Martin McGuiness presidency bid 'too early' says Roddy Doyle
Best-selling Irish writer Roddy Doyle has said Martin McGuinness' entrance into the Irish campaign for a new president is "too early".
He told Radio Ulster's Evening Extra: "I think what Martin McGuinness and Gerry Adams and others in Sinn Fein have done is quite extraordinary.
"But it is way too early for self congratulations, I think. I don't quite believe when he has been asked when did he leave the IRA - I can't really believe 1974."
Mr Doyle said the contest for the Irish presidency had suddenly become "a very interesting election" after Mr McGuinness joined in.
"Bearing in mind that we have the anniversary of 1916 coming up, it seems to me what is up for grabs is who controls the definition of what it means to be Irish," he said.
"I think, personally, that Martin McGuinness past is not the past, it is the present. He is still alive and the people who were killed aren't alive, but those that they left behind are alive.
"He says it is in the past. I was listening to Joe Duffy on RTE radio earlier in the week and people who were kind of defending Martin McGuinness's decision referred to all the death as "all that".. three times three different people including an Irish TD called Finian McGrath referred to it as "all that" as if it was some sort of misbehaviour that we could put out of the way."
Mr Doyle said he thought the election would be about who owns the definition of Irishness or if anybody at all should own it.
"At the moment, I would probably be voting for Michael D Higgins," he said.
"When he was minister for arts, he had a huge role in opening up the country and in allowing the country to be defined by how it expressed itself."
He said that David Norris should have a chance to run.
He withdrew from the election campaign in August after it emerged he wrote to an Israeli court pleading for clemency for his former partner.
Ezra Yitzhak had been convicted of the statutory rape of a 15-year-old boy.
However, Mr Norris could still return to run for the presidency. Mr Doyle said he should have the chance to do so.
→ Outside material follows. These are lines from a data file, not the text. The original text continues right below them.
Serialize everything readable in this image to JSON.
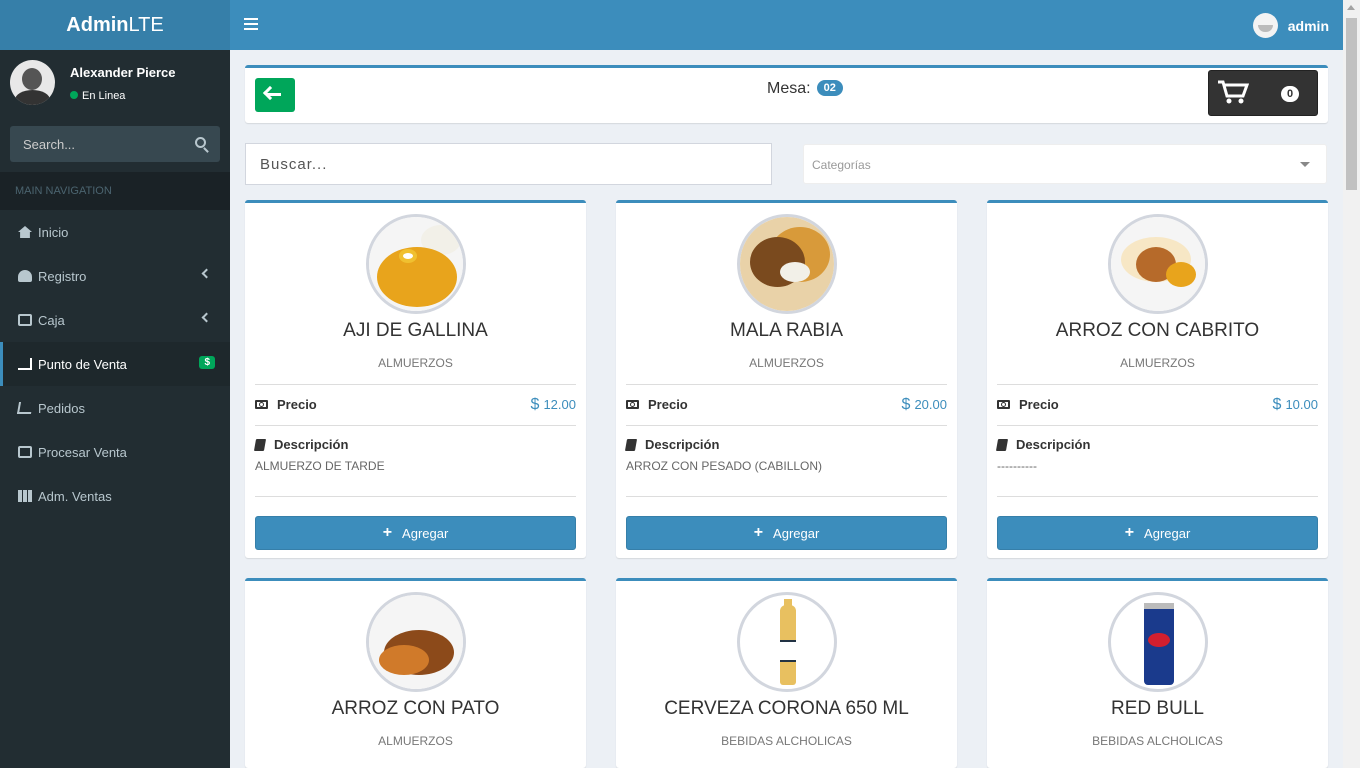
{
  "header": {
    "logo_bold": "Admin",
    "logo_rest": "LTE",
    "user_name": "admin"
  },
  "sidebar": {
    "user": {
      "name": "Alexander Pierce",
      "status": "En Linea"
    },
    "search_placeholder": "Search...",
    "nav_header": "MAIN NAVIGATION",
    "items": [
      {
        "label": "Inicio",
        "icon": "home-icon"
      },
      {
        "label": "Registro",
        "icon": "dashboard-icon"
      },
      {
        "label": "Caja",
        "icon": "inbox-icon"
      },
      {
        "label": "Punto de Venta",
        "icon": "cart-icon",
        "badge": "$"
      },
      {
        "label": "Pedidos",
        "icon": "cart-outline-icon"
      },
      {
        "label": "Procesar Venta",
        "icon": "money-icon"
      },
      {
        "label": "Adm. Ventas",
        "icon": "grid-icon"
      }
    ]
  },
  "toolbar": {
    "mesa_label": "Mesa:",
    "mesa_number": "02",
    "cart_count": "0"
  },
  "filters": {
    "search_placeholder": "Buscar...",
    "category_placeholder": "Categorías"
  },
  "labels": {
    "precio": "Precio",
    "descripcion": "Descripción",
    "agregar": "Agregar",
    "currency": "$"
  },
  "products": [
    {
      "name": "AJI DE GALLINA",
      "category": "ALMUERZOS",
      "price": "12.00",
      "description": "ALMUERZO DE TARDE"
    },
    {
      "name": "MALA RABIA",
      "category": "ALMUERZOS",
      "price": "20.00",
      "description": "ARROZ CON PESADO (CABILLON)"
    },
    {
      "name": "ARROZ CON CABRITO",
      "category": "ALMUERZOS",
      "price": "10.00",
      "description": "----------"
    },
    {
      "name": "ARROZ CON PATO",
      "category": "ALMUERZOS"
    },
    {
      "name": "CERVEZA CORONA 650 ML",
      "category": "BEBIDAS ALCHOLICAS"
    },
    {
      "name": "RED BULL",
      "category": "BEBIDAS ALCHOLICAS"
    }
  ]
}
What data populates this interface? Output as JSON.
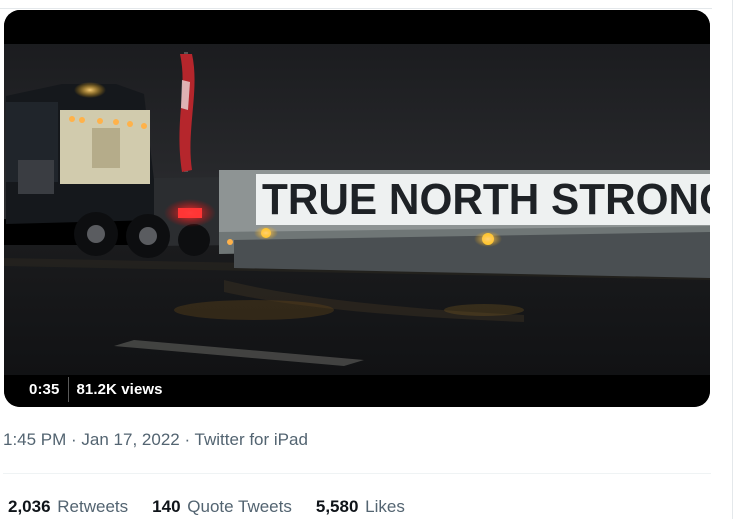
{
  "video": {
    "banner_text": "TRUE NORTH STRONG",
    "duration": "0:35",
    "views": "81.2K views"
  },
  "tweet_meta": {
    "time": "1:45 PM",
    "separator": " · ",
    "date": "Jan 17, 2022",
    "source": "Twitter for iPad"
  },
  "stats": {
    "retweets_count": "2,036",
    "retweets_label": "Retweets",
    "quotes_count": "140",
    "quotes_label": "Quote Tweets",
    "likes_count": "5,580",
    "likes_label": "Likes"
  }
}
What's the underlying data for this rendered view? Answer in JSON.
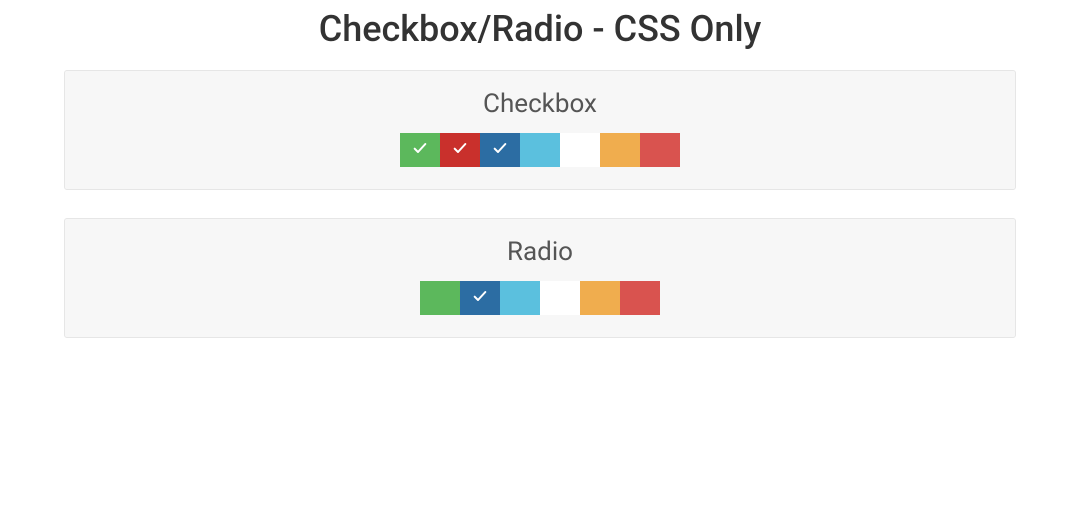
{
  "title": "Checkbox/Radio - CSS Only",
  "sections": {
    "checkbox": {
      "heading": "Checkbox",
      "items": [
        {
          "name": "success",
          "color": "#5cb85c",
          "checked": true
        },
        {
          "name": "danger",
          "color": "#c9302c",
          "checked": true
        },
        {
          "name": "primary",
          "color": "#2c6da3",
          "checked": true
        },
        {
          "name": "info",
          "color": "#5bc0de",
          "checked": false
        },
        {
          "name": "default",
          "color": "#ffffff",
          "checked": false
        },
        {
          "name": "warning",
          "color": "#f0ad4e",
          "checked": false
        },
        {
          "name": "red",
          "color": "#d9534f",
          "checked": false
        }
      ]
    },
    "radio": {
      "heading": "Radio",
      "items": [
        {
          "name": "success",
          "color": "#5cb85c",
          "checked": false
        },
        {
          "name": "primary",
          "color": "#2c6da3",
          "checked": true
        },
        {
          "name": "info",
          "color": "#5bc0de",
          "checked": false
        },
        {
          "name": "default",
          "color": "#ffffff",
          "checked": false
        },
        {
          "name": "warning",
          "color": "#f0ad4e",
          "checked": false
        },
        {
          "name": "red",
          "color": "#d9534f",
          "checked": false
        }
      ]
    }
  }
}
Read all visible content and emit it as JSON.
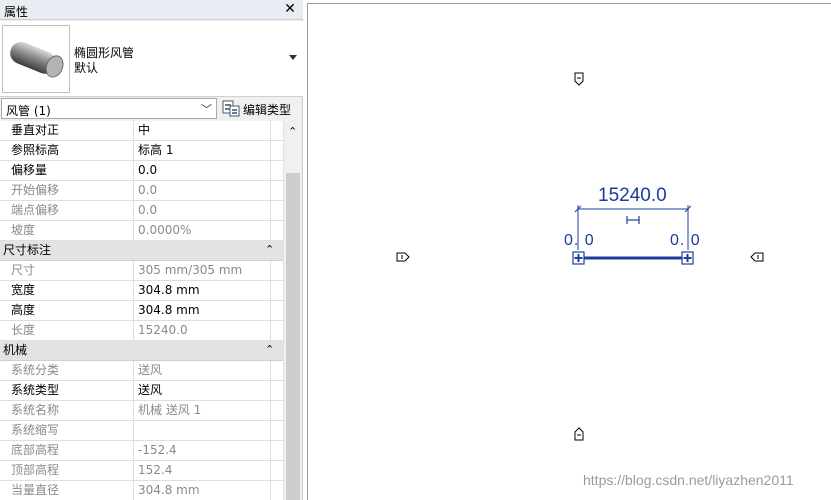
{
  "panel": {
    "title": "属性",
    "close_glyph": "✕",
    "type_selector": {
      "name": "椭圆形风管",
      "subtype": "默认"
    },
    "filter": {
      "value": "风管 (1)",
      "edit_type_label": "编辑类型"
    },
    "rows": [
      {
        "kind": "prop",
        "key": "垂直对正",
        "value": "中",
        "grey": false
      },
      {
        "kind": "prop",
        "key": "参照标高",
        "value": "标高 1",
        "grey": false
      },
      {
        "kind": "prop",
        "key": "偏移量",
        "value": "0.0",
        "grey": false
      },
      {
        "kind": "prop",
        "key": "开始偏移",
        "value": "0.0",
        "grey": true
      },
      {
        "kind": "prop",
        "key": "端点偏移",
        "value": "0.0",
        "grey": true
      },
      {
        "kind": "prop",
        "key": "坡度",
        "value": "0.0000%",
        "grey": true
      },
      {
        "kind": "group",
        "key": "尺寸标注",
        "collapse_glyph": "⌃"
      },
      {
        "kind": "prop",
        "key": "尺寸",
        "value": "305 mm/305 mm",
        "grey": true
      },
      {
        "kind": "prop",
        "key": "宽度",
        "value": "304.8 mm",
        "grey": false
      },
      {
        "kind": "prop",
        "key": "高度",
        "value": "304.8 mm",
        "grey": false
      },
      {
        "kind": "prop",
        "key": "长度",
        "value": "15240.0",
        "grey": true
      },
      {
        "kind": "group",
        "key": "机械",
        "collapse_glyph": "⌃"
      },
      {
        "kind": "prop",
        "key": "系统分类",
        "value": "送风",
        "grey": true
      },
      {
        "kind": "prop",
        "key": "系统类型",
        "value": "送风",
        "grey": false
      },
      {
        "kind": "prop",
        "key": "系统名称",
        "value": "机械 送风 1",
        "grey": true
      },
      {
        "kind": "prop",
        "key": "系统缩写",
        "value": "",
        "grey": true
      },
      {
        "kind": "prop",
        "key": "底部高程",
        "value": "-152.4",
        "grey": true
      },
      {
        "kind": "prop",
        "key": "顶部高程",
        "value": "152.4",
        "grey": true
      },
      {
        "kind": "prop",
        "key": "当量直径",
        "value": "304.8 mm",
        "grey": true
      }
    ]
  },
  "canvas": {
    "dimension_main": "15240.0",
    "offset_left": "0. 0",
    "offset_right": "0. 0",
    "watermark": "https://blog.csdn.net/liyazhen2011"
  },
  "colors": {
    "annotation_blue": "#1a3c9e",
    "duct_blue": "#1d3f9c"
  }
}
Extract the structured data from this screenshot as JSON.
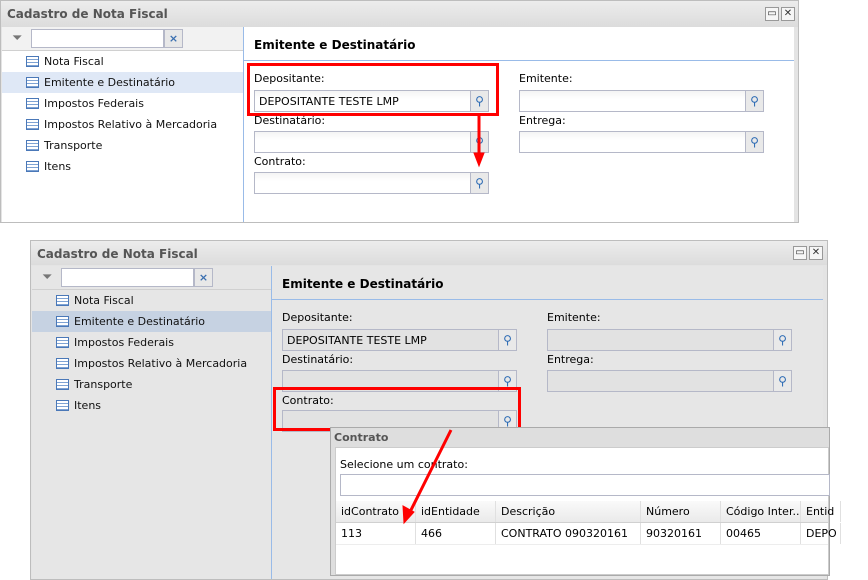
{
  "window_title": "Cadastro de Nota Fiscal",
  "sidebar": {
    "items": [
      {
        "label": "Nota Fiscal"
      },
      {
        "label": "Emitente e Destinatário"
      },
      {
        "label": "Impostos Federais"
      },
      {
        "label": "Impostos Relativo à Mercadoria"
      },
      {
        "label": "Transporte"
      },
      {
        "label": "Itens"
      }
    ],
    "selected": 1
  },
  "content": {
    "title": "Emitente e Destinatário",
    "fields": {
      "depositante_label": "Depositante:",
      "depositante_value": "DEPOSITANTE TESTE LMP",
      "emitente_label": "Emitente:",
      "destinatario_label": "Destinatário:",
      "entrega_label": "Entrega:",
      "contrato_label": "Contrato:"
    }
  },
  "modal": {
    "title": "Contrato",
    "select_label": "Selecione um contrato:",
    "columns": [
      "idContrato",
      "idEntidade",
      "Descrição",
      "Número",
      "Código Inter...",
      "Entid"
    ],
    "rows": [
      [
        "113",
        "466",
        "CONTRATO 090320161",
        "90320161",
        "00465",
        "DEPO"
      ]
    ]
  },
  "colors": {
    "highlight": "#ff0000",
    "selected": "#dfe8f6"
  }
}
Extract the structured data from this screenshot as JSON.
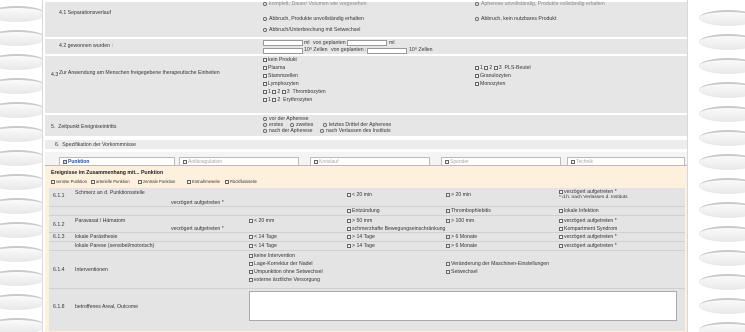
{
  "sections": {
    "s41": {
      "num": "4.1",
      "label": "Separationsverlauf",
      "opt_top_a": "komplett, Dauer/ Volumen wie vorgesehen",
      "opt_top_b": "Apherese unvollständig, Produkte vollständig erhalten",
      "opt_a": "Abbruch, Produkte unvollständig erhalten",
      "opt_b": "Abbruch, kein nutzbares Produkt",
      "opt_c": "Abbruch/Unterbrechung mit Setwechsel"
    },
    "s42": {
      "num": "4.2",
      "label": "gewonnen wurden :",
      "ml": "ml",
      "von_geplanten": "von geplanten :",
      "ml2": "ml",
      "zellen": "10⁹ Zellen",
      "von_geplanten2": "von geplanten :",
      "zellen2": "10⁹ Zellen"
    },
    "s43": {
      "num": "4.3",
      "label": "Zur Anwendung am Menschen freigegebene therapeutische Einheiten",
      "kein_produkt": "kein Produkt",
      "plasma": "Plasma",
      "stammzellen": "Stammzellen",
      "lymphozyten": "Lymphozyten",
      "thrombo": "Thrombozyten",
      "erythro": "Erythrozyten",
      "pls": "PLS-Beutel",
      "granulo": "Granulozyten",
      "mono": "Monozyten",
      "n1": "1",
      "n2": "2",
      "n3": "3"
    },
    "s5": {
      "num": "5.",
      "label": "Zeitpunkt Ereigniseintritts",
      "vor": "vor der Apherese",
      "erstes": "erstes",
      "zweites": "zweites",
      "letztes": "letztes Drittel der Apherese",
      "nach": "nach der Apherese",
      "nach_verlassen": "nach Verlassen des Instituts"
    },
    "s6": {
      "num": "6.",
      "label": "Spezifikation der Vorkommnisse"
    }
  },
  "tabs": [
    "Punktion",
    "Antikoagulation",
    "Kreislauf",
    "Spender",
    "Technik"
  ],
  "panel": {
    "title": "Ereignisse im Zusammenhang mit... Punktion",
    "filters": [
      "venöse Punktion",
      "arterielle Punktion",
      "zentrale Punktion",
      "Entnahmeseite",
      "Rückflussseite"
    ],
    "rows": {
      "r611a": {
        "num": "6.1.1",
        "label": "Schmerz an d. Punktionsstelle"
      },
      "r611b": {
        "label": "verzögert aufgetreten *"
      },
      "r612a": {
        "num": "6.1.2",
        "label": "Paravasat / Hämatom"
      },
      "r612b": {
        "label": "verzögert aufgetreten *"
      },
      "r613": {
        "num": "6.1.3",
        "label": "lokale Parästhesie"
      },
      "r613b": {
        "label": "lokale Parese (sensibel/motorisch)"
      },
      "r614": {
        "num": "6.1.4",
        "label": "Interventionen"
      },
      "r618": {
        "num": "6.1.8",
        "label": "betroffenes Areal, Outcome"
      }
    },
    "opts": {
      "lt20": "< 20 min",
      "gt20": "> 20 min",
      "verz1": "verzögert aufgetreten *",
      "dh": "* d.h. nach Verlassen d. Instituts",
      "entz": "Entzündung",
      "thromb": "Thrombophlebitis",
      "lokInf": "lokale Infektion",
      "lt20mm": "< 20 mm",
      "gt50": "> 50 mm",
      "gt100": "> 100 mm",
      "verz2": "verzögert aufgetreten *",
      "schmerz": "schmerzhafte Bewegungseinschränkung",
      "komp": "Kompartment Syndrom",
      "lt14a": "< 14 Tage",
      "gt14a": "> 14 Tage",
      "gt6a": "> 6 Monate",
      "verz3": "verzögert aufgetreten *",
      "lt14b": "< 14 Tage",
      "gt14b": "> 14 Tage",
      "gt6b": "> 6 Monate",
      "verz4": "verzögert aufgetreten *",
      "keine": "keine Intervention",
      "lage": "Lage-Korrektur der Nadel",
      "veraend": "Veränderung der Maschinen-Einstellungen",
      "umpunk": "Umpunktion ohne Setwechsel",
      "setw": "Setwechsel",
      "extern": "externe ärztliche Versorgung"
    }
  }
}
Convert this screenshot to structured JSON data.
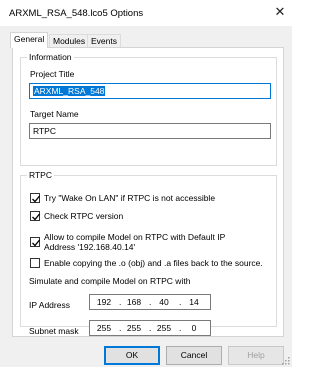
{
  "window": {
    "title": "ARXML_RSA_548.lco5 Options",
    "close_symbol": "✕"
  },
  "tabs": [
    {
      "label": "General",
      "active": true
    },
    {
      "label": "Modules",
      "active": false
    },
    {
      "label": "Events",
      "active": false
    }
  ],
  "information": {
    "group_label": "Information",
    "project_title_label": "Project Title",
    "project_title_value": "ARXML_RSA_548",
    "target_name_label": "Target Name",
    "target_name_value": "RTPC"
  },
  "rtpc": {
    "group_label": "RTPC",
    "options": [
      {
        "label": "Try \"Wake On LAN\" if RTPC is not accessible",
        "checked": true
      },
      {
        "label": "Check RTPC version",
        "checked": true
      },
      {
        "label_line1": "Allow to compile Model on RTPC with Default IP",
        "label_line2": "Address '192.168.40.14'",
        "checked": true
      },
      {
        "label": "Enable copying the .o (obj) and .a files back to the source.",
        "checked": false
      }
    ],
    "simulate_label": "Simulate and compile Model on RTPC with",
    "ip_address": {
      "label": "IP Address",
      "octets": [
        "192",
        "168",
        "40",
        "14"
      ]
    },
    "subnet_mask": {
      "label": "Subnet mask",
      "octets": [
        "255",
        "255",
        "255",
        "0"
      ]
    }
  },
  "buttons": {
    "ok": "OK",
    "cancel": "Cancel",
    "help": "Help"
  }
}
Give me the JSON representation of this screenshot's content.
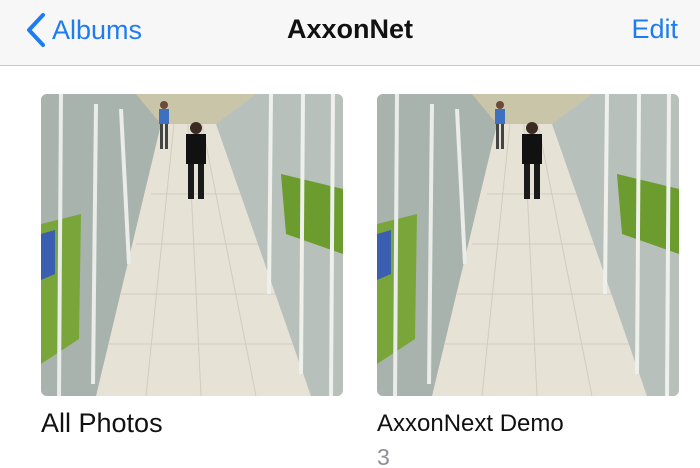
{
  "navbar": {
    "back_label": "Albums",
    "title": "AxxonNet",
    "edit_label": "Edit"
  },
  "albums": [
    {
      "name": "All Photos",
      "count": ""
    },
    {
      "name": "AxxonNext Demo",
      "count": "3"
    }
  ],
  "colors": {
    "accent": "#1e7cf2",
    "navbar_bg": "#f7f7f8",
    "count_text": "#8e8e93"
  },
  "icons": {
    "back": "chevron-left-icon"
  }
}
"I don't like the notion that there are guardians who can decide who can and can't run... I do think he should get an opportunity to run," he said.
The deadline for nominations is next Wednesday.
Fine Gael candidate Gay Mitchell, Labour's Michael D Higgins, Martin McGuinness of Sinn Fein and independents Mary Davis and Sean Gallagher have already secured nominations to contest the election, which takes place on 27 October.